Confederate Notes Offer Glimpse Into Past|
February 04, 2009
One of the great things about working for a media company is that when new publications appear, particularly those emanating from within the company, you can generally be assured of getting a desk copy.
A while back I received the 11th edition of Confederate States Paper Money: Civil War Currency from the South, edited by George S. Cuhaj and published by Krause Publications last year. It's properly noted that this edition now comes in color, with more than 350 color photos.
Like most such guides, it offers to help identify the various notes and to provide pricing in six grades, ranging from Good to Unc.
But what I find striking is that this is an ever evolving field. New information is always being added to the mix by dedicated specialists. As noted in the book's Preface, many people study the Civil War intensely, so it's not surprising that new data would be unearthed "in old letters, forgotten archives, or elsewhere" and that the study of Confederate currency is no different. "We certainly know much more than we did fifty years ago, although that was nearer to the time it was issued, and we have little doubt that collectors fifty years from now will look back on this and other works as being merely a step in what may become a virtually day-to-day knowledge of Confederate currency production and circulation."
Even so, this edition is more than double in size than the first one published in 1958, with plenty of information on the history of the notes and ways to collect them.
Certainly one such way is by vignette. These range from allegorical representations of Columbia, Commerce, Industry, Justice and Navigation to ships and sailors.

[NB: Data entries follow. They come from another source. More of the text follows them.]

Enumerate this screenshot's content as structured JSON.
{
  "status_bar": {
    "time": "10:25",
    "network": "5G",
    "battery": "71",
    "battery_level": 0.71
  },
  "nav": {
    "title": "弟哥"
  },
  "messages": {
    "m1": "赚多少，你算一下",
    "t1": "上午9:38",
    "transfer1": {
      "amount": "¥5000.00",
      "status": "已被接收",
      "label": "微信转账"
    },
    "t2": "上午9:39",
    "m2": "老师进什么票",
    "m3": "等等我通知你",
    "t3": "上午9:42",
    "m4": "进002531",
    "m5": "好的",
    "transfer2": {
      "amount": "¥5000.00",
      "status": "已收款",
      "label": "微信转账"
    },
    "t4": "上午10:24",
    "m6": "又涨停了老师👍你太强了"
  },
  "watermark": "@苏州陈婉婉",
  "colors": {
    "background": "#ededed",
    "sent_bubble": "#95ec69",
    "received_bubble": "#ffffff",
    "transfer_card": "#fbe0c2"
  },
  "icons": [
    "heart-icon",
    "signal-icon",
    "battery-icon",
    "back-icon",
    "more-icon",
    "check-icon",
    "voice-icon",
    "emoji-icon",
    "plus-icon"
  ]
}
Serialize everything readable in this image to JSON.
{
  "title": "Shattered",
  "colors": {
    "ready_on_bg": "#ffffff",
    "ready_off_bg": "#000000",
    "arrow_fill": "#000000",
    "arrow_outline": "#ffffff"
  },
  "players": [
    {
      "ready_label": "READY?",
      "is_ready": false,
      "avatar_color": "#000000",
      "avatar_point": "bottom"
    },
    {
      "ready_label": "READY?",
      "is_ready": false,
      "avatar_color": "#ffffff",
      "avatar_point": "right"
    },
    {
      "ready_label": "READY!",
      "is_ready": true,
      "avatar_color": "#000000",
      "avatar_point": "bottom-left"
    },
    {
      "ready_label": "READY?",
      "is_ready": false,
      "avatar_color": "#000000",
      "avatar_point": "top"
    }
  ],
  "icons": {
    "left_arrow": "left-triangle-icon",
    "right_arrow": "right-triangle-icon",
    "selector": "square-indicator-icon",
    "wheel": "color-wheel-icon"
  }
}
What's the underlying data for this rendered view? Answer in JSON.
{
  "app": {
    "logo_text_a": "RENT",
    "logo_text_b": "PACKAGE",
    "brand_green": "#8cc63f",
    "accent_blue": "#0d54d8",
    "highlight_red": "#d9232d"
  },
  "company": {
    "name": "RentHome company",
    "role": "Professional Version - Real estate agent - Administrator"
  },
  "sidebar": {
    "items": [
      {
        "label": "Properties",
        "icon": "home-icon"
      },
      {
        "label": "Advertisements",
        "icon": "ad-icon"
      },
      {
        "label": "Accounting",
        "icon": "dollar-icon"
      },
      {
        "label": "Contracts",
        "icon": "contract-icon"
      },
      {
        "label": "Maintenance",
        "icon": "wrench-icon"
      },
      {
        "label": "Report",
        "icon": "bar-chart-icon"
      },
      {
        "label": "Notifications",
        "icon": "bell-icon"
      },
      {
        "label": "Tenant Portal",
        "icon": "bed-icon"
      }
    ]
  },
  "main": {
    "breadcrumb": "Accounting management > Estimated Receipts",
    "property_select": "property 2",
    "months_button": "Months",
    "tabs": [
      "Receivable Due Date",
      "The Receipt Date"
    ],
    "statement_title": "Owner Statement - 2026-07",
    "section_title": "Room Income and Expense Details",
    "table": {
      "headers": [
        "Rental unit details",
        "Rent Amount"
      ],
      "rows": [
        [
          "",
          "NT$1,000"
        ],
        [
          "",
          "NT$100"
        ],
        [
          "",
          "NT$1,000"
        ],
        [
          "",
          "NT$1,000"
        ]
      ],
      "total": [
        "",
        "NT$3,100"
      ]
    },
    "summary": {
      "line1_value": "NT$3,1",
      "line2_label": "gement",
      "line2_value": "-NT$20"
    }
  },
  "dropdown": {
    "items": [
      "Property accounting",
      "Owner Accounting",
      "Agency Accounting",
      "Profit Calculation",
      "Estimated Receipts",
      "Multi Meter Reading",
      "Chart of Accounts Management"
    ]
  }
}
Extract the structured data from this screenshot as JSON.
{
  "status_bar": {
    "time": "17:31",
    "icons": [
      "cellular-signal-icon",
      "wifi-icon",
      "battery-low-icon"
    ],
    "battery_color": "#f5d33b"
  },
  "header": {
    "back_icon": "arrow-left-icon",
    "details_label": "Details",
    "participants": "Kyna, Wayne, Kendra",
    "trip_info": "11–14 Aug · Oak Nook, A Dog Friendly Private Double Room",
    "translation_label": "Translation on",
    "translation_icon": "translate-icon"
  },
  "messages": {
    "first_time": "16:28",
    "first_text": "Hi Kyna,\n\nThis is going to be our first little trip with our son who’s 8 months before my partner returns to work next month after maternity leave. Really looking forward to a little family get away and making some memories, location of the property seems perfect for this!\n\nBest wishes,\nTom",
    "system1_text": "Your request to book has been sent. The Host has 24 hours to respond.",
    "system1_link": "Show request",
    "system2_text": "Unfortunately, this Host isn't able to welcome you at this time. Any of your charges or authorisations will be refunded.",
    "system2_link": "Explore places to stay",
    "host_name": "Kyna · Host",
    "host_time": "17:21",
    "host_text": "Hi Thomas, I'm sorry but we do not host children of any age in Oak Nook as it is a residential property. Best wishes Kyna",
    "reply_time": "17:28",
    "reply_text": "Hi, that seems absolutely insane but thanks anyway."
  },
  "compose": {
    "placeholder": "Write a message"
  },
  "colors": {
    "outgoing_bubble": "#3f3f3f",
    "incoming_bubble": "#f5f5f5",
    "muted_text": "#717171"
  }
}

A popular one appears to have been a depiction of the Confederacy striking down the Union. In this case, it's "Hercules liberating Prometheus by killing the vulture that was eating his liver."
You could also collect by the busts of the various members of the Confederate government, including C.G. Memminger, the Confederacy's first Treasury secretary; Jefferson Davis, president; and Alexander H. Stephens, its vice president.
Among these is Judah P. Benjamin, a long controversial figure, who once challenged Davis to a duel, only to become his friend and serve as the Confederacy's first Secretary of War. This was until he was forced to resign after failing to send reinforcements to Roanoke in February 1862 that was said to have caused the Confederacy to have "surrendered without a shot being fired."
An estimated 2,500 soldiers surrendered to the Union, whose forces at the battle were led by Ambrose E. Burnside (later of Burnside Bridge infamy at the Battle of Antietam). Despite the defeat, Benjamin would be named the Confederacy's Secretary of State.
These are just a few of the options available that allow for not only the collecting of items related to the Civil War, but also ones that can stir further research. Not many can afford the few coins put out by Confederacy, but the paper money offers a venue that is worth a closer look.
Add to: del.icio.us digg
With this article: Email to friend Print
Something to add? Notice an error? Comment on this article.